My only recollection of acknowledging the holiday as a child was that my elementary school teachers messed up our classroom once claiming it was leprechauns. I could even be misremembering the incident in that I know the teachers definitely did this once for Easter (Easter Bunny) and I am 85% sure they also did this once for St. Patrick’s Day.
So, St. Patrick’s Day celebrations of my childhood included wearing green so no one would pinch me and maybe the teachers turned over some desks in the classroom once. How’s that for memorable celebrations?
Even in college, I don’t recall any extra emphasis on partying on the day to celebrate or any other special rituals marking the day. Afterall, St. Patrick’s Day always fell on a day ending in ‘y,’ which was reason enough for many college students to go to the bar. While St. Patrick’s Day celebrations have been very important in some regions of the country (e.g., Savannah, GA, Boston, and Chicago) for a number of years, these celebrations have spread to other parts of the country, too. (Read more about What Makes a Holiday.)…

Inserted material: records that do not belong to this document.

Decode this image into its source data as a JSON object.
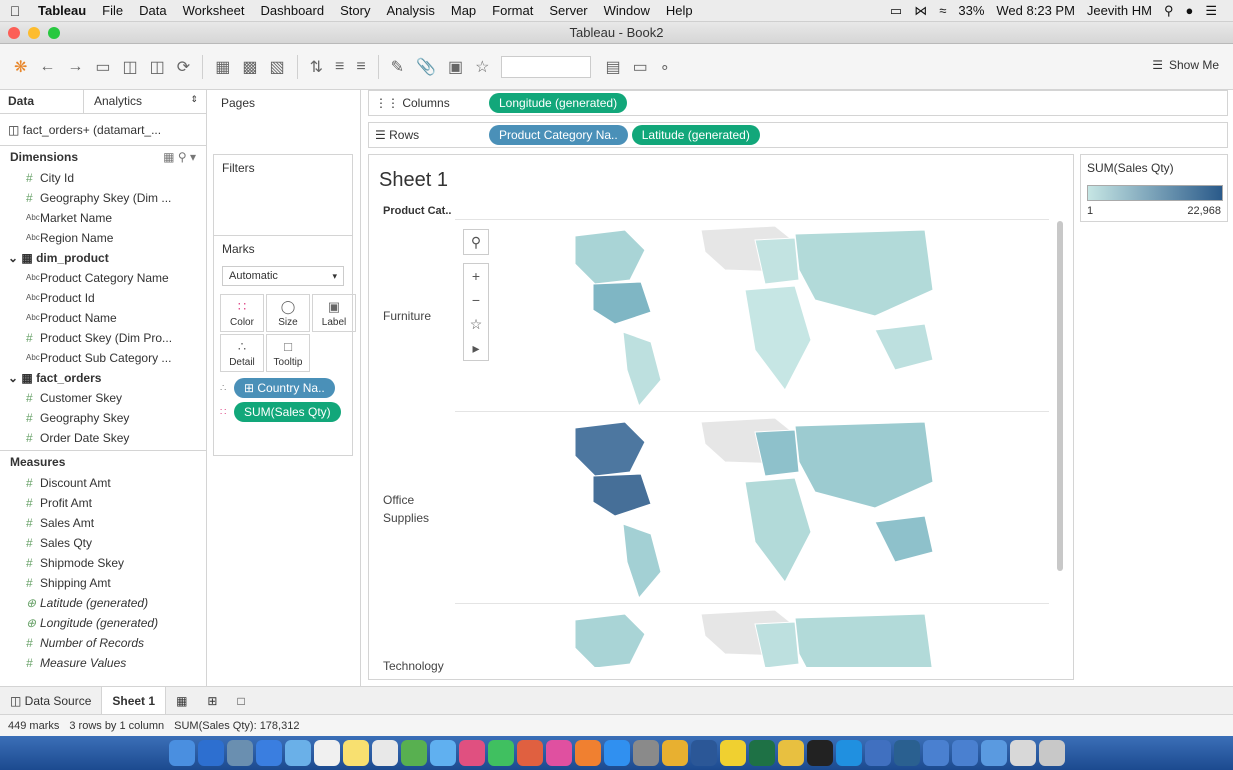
{
  "menubar": {
    "app": "Tableau",
    "items": [
      "File",
      "Data",
      "Worksheet",
      "Dashboard",
      "Story",
      "Analysis",
      "Map",
      "Format",
      "Server",
      "Window",
      "Help"
    ],
    "battery": "33%",
    "clock": "Wed 8:23 PM",
    "user": "Jeevith HM"
  },
  "window": {
    "title": "Tableau - Book2"
  },
  "toolbar": {
    "show_me": "Show Me"
  },
  "left": {
    "tab_data": "Data",
    "tab_analytics": "Analytics",
    "datasource": "fact_orders+ (datamart_...",
    "dimensions_label": "Dimensions",
    "dim_fields": [
      {
        "name": "City Id",
        "type": "num"
      },
      {
        "name": "Geography Skey (Dim ...",
        "type": "num"
      },
      {
        "name": "Market Name",
        "type": "abc"
      },
      {
        "name": "Region Name",
        "type": "abc"
      }
    ],
    "folder_product": "dim_product",
    "product_fields": [
      {
        "name": "Product Category Name",
        "type": "abc"
      },
      {
        "name": "Product Id",
        "type": "abc"
      },
      {
        "name": "Product Name",
        "type": "abc"
      },
      {
        "name": "Product Skey (Dim Pro...",
        "type": "num"
      },
      {
        "name": "Product Sub Category ...",
        "type": "abc"
      }
    ],
    "folder_orders": "fact_orders",
    "order_fields": [
      {
        "name": "Customer Skey",
        "type": "num"
      },
      {
        "name": "Geography Skey",
        "type": "num"
      },
      {
        "name": "Order Date Skey",
        "type": "num"
      }
    ],
    "measures_label": "Measures",
    "measure_fields": [
      {
        "name": "Discount Amt",
        "type": "num"
      },
      {
        "name": "Profit Amt",
        "type": "num"
      },
      {
        "name": "Sales Amt",
        "type": "num"
      },
      {
        "name": "Sales Qty",
        "type": "num"
      },
      {
        "name": "Shipmode Skey",
        "type": "num"
      },
      {
        "name": "Shipping Amt",
        "type": "num"
      },
      {
        "name": "Latitude (generated)",
        "type": "geo"
      },
      {
        "name": "Longitude (generated)",
        "type": "geo"
      },
      {
        "name": "Number of Records",
        "type": "num"
      },
      {
        "name": "Measure Values",
        "type": "num"
      }
    ]
  },
  "cards": {
    "pages": "Pages",
    "filters": "Filters",
    "marks": "Marks",
    "mark_type": "Automatic",
    "buttons": [
      "Color",
      "Size",
      "Label",
      "Detail",
      "Tooltip"
    ],
    "pill_country": "Country Na..",
    "pill_sales": "SUM(Sales Qty)"
  },
  "shelves": {
    "columns_label": "Columns",
    "columns_pill": "Longitude (generated)",
    "rows_label": "Rows",
    "rows_pill_1": "Product Category Na..",
    "rows_pill_2": "Latitude (generated)"
  },
  "view": {
    "title": "Sheet 1",
    "header": "Product Cat..",
    "rows": [
      "Furniture",
      "Office Supplies",
      "Technology"
    ]
  },
  "legend": {
    "title": "SUM(Sales Qty)",
    "min": "1",
    "max": "22,968",
    "color_low": "#c6e6e4",
    "color_high": "#2a5a8a"
  },
  "tabs": {
    "data_source": "Data Source",
    "sheet1": "Sheet 1"
  },
  "status": {
    "marks": "449 marks",
    "dims": "3 rows by 1 column",
    "sum": "SUM(Sales Qty): 178,312"
  }
}
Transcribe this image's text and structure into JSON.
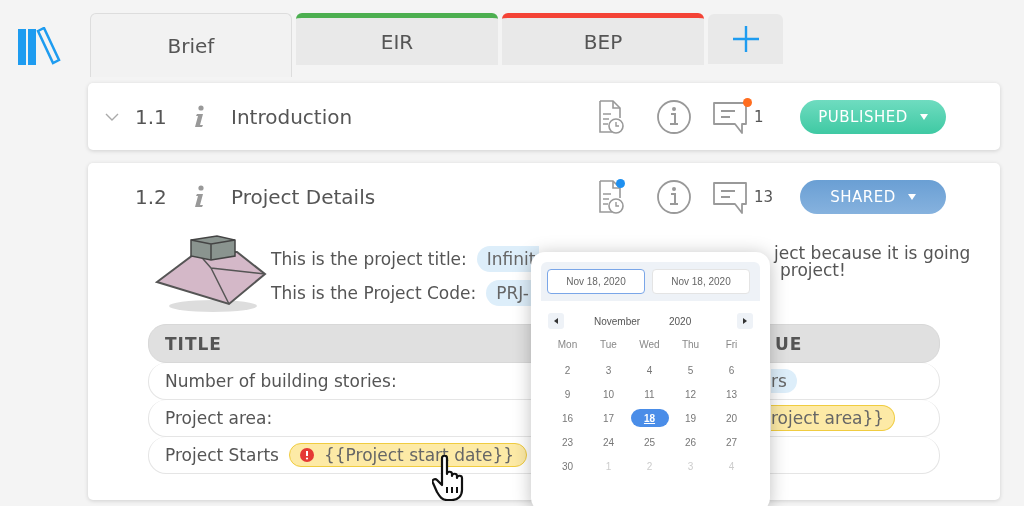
{
  "tabs": [
    {
      "label": "Brief",
      "selected": true
    },
    {
      "label": "EIR",
      "selected": false,
      "color": "#4caf50"
    },
    {
      "label": "BEP",
      "selected": false,
      "color": "#f44336"
    }
  ],
  "sections": [
    {
      "number": "1.1",
      "title": "Introduction",
      "collapsed": true,
      "comment_badge": {
        "color": "#ff6d1f"
      },
      "comments": "1",
      "status": {
        "label": "PUBLISHED",
        "kind": "published"
      }
    },
    {
      "number": "1.2",
      "title": "Project Details",
      "collapsed": false,
      "doc_badge": {
        "color": "#1e90f0"
      },
      "comments": "13",
      "status": {
        "label": "SHARED",
        "kind": "shared"
      }
    }
  ],
  "details": {
    "lines": [
      {
        "label": "This is the project title:",
        "chip": "Infinit",
        "after": "ject because it is going"
      },
      {
        "label": "This is the Project Code:",
        "chip": "PRJ-",
        "after": "project!"
      }
    ],
    "table": {
      "columns": [
        "TITLE",
        "UE"
      ],
      "rows": [
        {
          "title": "Number of building stories:",
          "value": {
            "text": "rs",
            "kind": "value"
          }
        },
        {
          "title": "Project area:",
          "value": {
            "text": "roject area}}",
            "kind": "placeholder"
          }
        },
        {
          "title": "Project Starts",
          "chip": {
            "text": "{{Project start date}}",
            "kind": "placeholder",
            "warning": true
          }
        }
      ]
    }
  },
  "calendar": {
    "inputs": [
      {
        "value": "Nov 18, 2020",
        "focused": true
      },
      {
        "value": "Nov 18, 2020",
        "focused": false
      }
    ],
    "month": "November",
    "year": "2020",
    "weekdays": [
      "Mon",
      "Tue",
      "Wed",
      "Thu",
      "Fri"
    ],
    "days": [
      {
        "label": "2",
        "selected": false,
        "disabled": false
      },
      {
        "label": "3",
        "selected": false,
        "disabled": false
      },
      {
        "label": "4",
        "selected": false,
        "disabled": false
      },
      {
        "label": "5",
        "selected": false,
        "disabled": false
      },
      {
        "label": "6",
        "selected": false,
        "disabled": false
      },
      {
        "label": "9",
        "selected": false,
        "disabled": false
      },
      {
        "label": "10",
        "selected": false,
        "disabled": false
      },
      {
        "label": "11",
        "selected": false,
        "disabled": false
      },
      {
        "label": "12",
        "selected": false,
        "disabled": false
      },
      {
        "label": "13",
        "selected": false,
        "disabled": false
      },
      {
        "label": "16",
        "selected": false,
        "disabled": false
      },
      {
        "label": "17",
        "selected": false,
        "disabled": false
      },
      {
        "label": "18",
        "selected": true,
        "disabled": false
      },
      {
        "label": "19",
        "selected": false,
        "disabled": false
      },
      {
        "label": "20",
        "selected": false,
        "disabled": false
      },
      {
        "label": "23",
        "selected": false,
        "disabled": false
      },
      {
        "label": "24",
        "selected": false,
        "disabled": false
      },
      {
        "label": "25",
        "selected": false,
        "disabled": false
      },
      {
        "label": "26",
        "selected": false,
        "disabled": false
      },
      {
        "label": "27",
        "selected": false,
        "disabled": false
      },
      {
        "label": "30",
        "selected": false,
        "disabled": false
      },
      {
        "label": "1",
        "selected": false,
        "disabled": true
      },
      {
        "label": "2",
        "selected": false,
        "disabled": true
      },
      {
        "label": "3",
        "selected": false,
        "disabled": true
      },
      {
        "label": "4",
        "selected": false,
        "disabled": true
      }
    ]
  }
}
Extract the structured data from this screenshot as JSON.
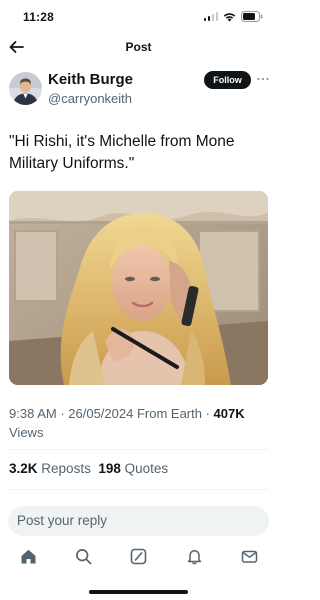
{
  "status_bar": {
    "time": "11:28",
    "icons": [
      "cellular-signal-icon",
      "wifi-icon",
      "battery-icon"
    ]
  },
  "header": {
    "title": "Post",
    "back_icon": "back-arrow-icon"
  },
  "post": {
    "author": {
      "name": "Keith Burge",
      "handle": "@carryonkeith",
      "avatar": "avatar-photo"
    },
    "follow_label": "Follow",
    "more_icon": "more-options-icon",
    "text": "\"Hi Rishi, it's Michelle from Mone Military Uniforms.\"",
    "media": "photo of woman with blonde hair on phone holding a pen",
    "meta": {
      "time": "9:38 AM",
      "separator": " · ",
      "date": "26/05/2024",
      "source": " From Earth",
      "views_count": "407K",
      "views_label": "Views"
    },
    "stats": {
      "reposts_count": "3.2K",
      "reposts_label": "Reposts",
      "quotes_count": "198",
      "quotes_label": "Quotes"
    }
  },
  "reply": {
    "placeholder": "Post your reply"
  },
  "tab_bar": {
    "items": [
      "home-icon",
      "search-icon",
      "grok-icon",
      "notifications-icon",
      "messages-icon"
    ]
  },
  "colors": {
    "text": "#0f1419",
    "secondary": "#536471",
    "follow_bg": "#0f1419",
    "reply_bg": "#eff3f4"
  }
}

Can maps be racist? Aren’t maps just a reflection of reality? In this piece Nathan Palmer will show us how maps are actually a social construction and how they can lead us to think that anglo nations are bigger and more central to the world than nations of color.
A few years back I had the opportunity of seeing Jane Elliot speak at the University of Nebraska-Lincoln my alma mater. She was one of the boldest speakers I’ve ever heard before or since. She said, “The education system in the U.S. is racist and I’m going to prove it to you.” She then started to unfold a world map. “How many of you went to school looking at a map like this?” I raised my hand and so did most of the 400+ people in the room.
Elliot continued, “How many continents are there?” Someone shouted out that there were 7. “Okay, let’s all count them together”. She pointed at North America, South America, Africa, Europe, Asia, Australia, and Antarctica and we all spoke their names aloud.
“Wait. Are there 8 continents?” We all looked at her with our crazy faces. “Don’t give me that look. You said that Africa was a continent, right?” We shook our heads and droned out a yes in unison. “Well look at greenland up there. It’s almost the same size as Africa. Why isn’t Greenland a continent?” Nervous laughter ran across the room.